March 10, 2012
Last summer, a team of researchers reported they had indeed found that tarantulas secrete silk from their feet. This appeared to settle a controversy that had started in 2006 when a different team reported finding foot silk. The original finding was bound to be controversial: no one had ever before observed the secretion of silk from the feet of any kind of spider. In 2009, a team investigating the first claim couldn't find evidence of foot silk. Last summer's report, which included a micrograph that seemed to show a blob of silk protein forming at the tip of a purported foot silk spigot, appeared to validate the 2006 report. (For a discussion of these three reports and of the questions concerning silk evolution they raise, see this earlier Spider Silk blog post.)
Well, there is now more evidence that tarantulas actually DON'T produce foot silk. Rainer Foelix is a leading spider anatomist and author of the must-have Biology of Spiders. When he examined the micrographs included in last summer's report, the alleged foot silk spigots looked like chemoreceptor hairs he had studied intensively in the 1970s. Kathryn Knight summarizes what Foelix did next. He, Bastian Rast, and Anne M. Peattie report their full findings in the April 1, 2012, issue of the Journal of Experimental Biology.
Foelix, Rast, and Peattie explicity address the questions concerning silk evolution that these earlier studies raised for us. They note that--even if the silk allegedly secreted through the foot "spigots" really is silk--all the tarantulas tested tend to stay close to the ground. It's not clear, then, what survival advantage foot silk would give them, particularly when the tiny amounts produced would add little cling compared to the spiders' already clingy adhesive setae, or hairs.
Most interesting to us, the team compared the feet of the tarantulas in their study to the feet of Liphistius desultor, a mesothele. As readers of Spider Silk know, mesotheles make up the oldest extant branch of the spider family tree. They live in burrows, rarely venturing more than a few inches beyond the burrow's trap door. Foelix, Rast, and Peattie state that Liphistius has no adhesive hairs on its feet. But it does have the same hairs that earlier researchers identified as silk spigots but that Foelix et al. are pretty convinced are chemoreceptors. The tiny amounts of "silk" produced from the hairs in question wouldn't allow the mesotheles to climb, even if they wanted to.
Next step in deciding whether the hairs in question on tarantula feet are silk spigots or chemoreceptors: testing them for sensory innervation with transmission electron micrography. Down the road, we wonder whether anyone will find any evolutionary connection at all--given the evolutionary relationship between limbs and spinnerets--between the proteinaceous fluid that apparently oozes from these hairs (which are also found on the spinnerets and all extremities) and the protein silk that is secreted through spinneret spigots.
As usual, the best research leads to more questions.
February 12, 2012
Happy Darwin Day!
If you google "darwin day" on blogs, you'll find a variety of science and other writers' personal appreciations of Darwin's genius--highly recommended.
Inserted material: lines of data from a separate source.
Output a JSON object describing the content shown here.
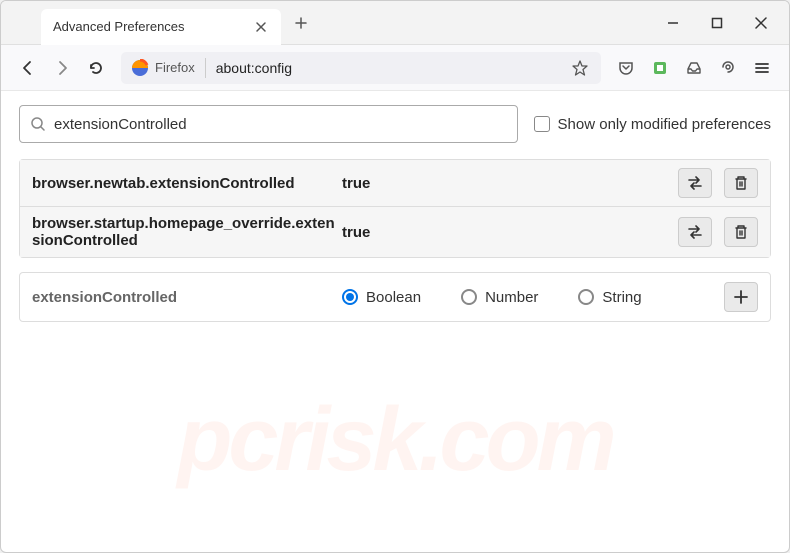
{
  "window": {
    "tab_title": "Advanced Preferences"
  },
  "toolbar": {
    "firefox_label": "Firefox",
    "url": "about:config"
  },
  "search": {
    "value": "extensionControlled",
    "modified_label": "Show only modified preferences"
  },
  "preferences": [
    {
      "name": "browser.newtab.extensionControlled",
      "value": "true"
    },
    {
      "name": "browser.startup.homepage_override.extensionControlled",
      "value": "true"
    }
  ],
  "new_pref": {
    "name": "extensionControlled",
    "types": [
      "Boolean",
      "Number",
      "String"
    ],
    "selected": "Boolean"
  },
  "watermark": "pcrisk.com"
}
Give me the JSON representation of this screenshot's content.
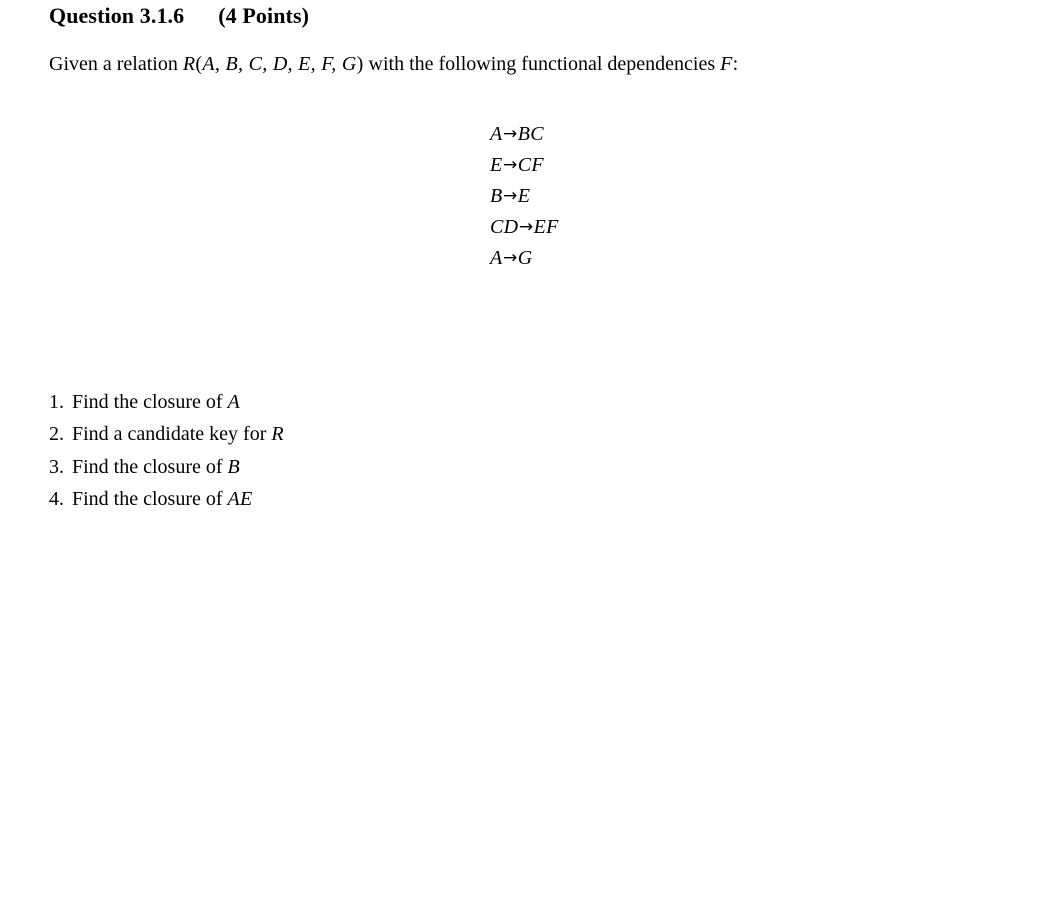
{
  "document": {
    "heading": {
      "question_label": "Question 3.1.6",
      "points_label": "(4 Points)"
    },
    "intro": {
      "before_relation": "Given a relation ",
      "relation_name": "R",
      "relation_open": "(",
      "relation_attributes": "A, B, C, D, E, F, G",
      "relation_close": ")",
      "after_relation": " with the following functional dependencies ",
      "fd_set_symbol": "F",
      "colon": ":"
    },
    "functional_dependencies": [
      {
        "lhs": "A",
        "arrow": "→",
        "rhs": "BC",
        "text": "A→BC"
      },
      {
        "lhs": "E",
        "arrow": "→",
        "rhs": "CF",
        "text": "E→CF"
      },
      {
        "lhs": "B",
        "arrow": "→",
        "rhs": "E",
        "text": "B→E"
      },
      {
        "lhs": "CD",
        "arrow": "→",
        "rhs": "EF",
        "text": "CD→EF"
      },
      {
        "lhs": "A",
        "arrow": "→",
        "rhs": "G",
        "text": "A→G"
      }
    ],
    "tasks": [
      {
        "number": "1.",
        "text": "Find the closure of ",
        "symbol": "A"
      },
      {
        "number": "2.",
        "text": "Find a candidate key for ",
        "symbol": "R"
      },
      {
        "number": "3.",
        "text": "Find the closure of ",
        "symbol": "B"
      },
      {
        "number": "4.",
        "text": "Find the closure of ",
        "symbol": "AE"
      }
    ],
    "colors": {
      "background": "#ffffff",
      "text": "#000000"
    }
  }
}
Here, we're of course partial to spiders. Darwin was more of a beetle man, but if you follow this link to last year's Darwin Day post, you can read of his noteworthy encounter with spider silk.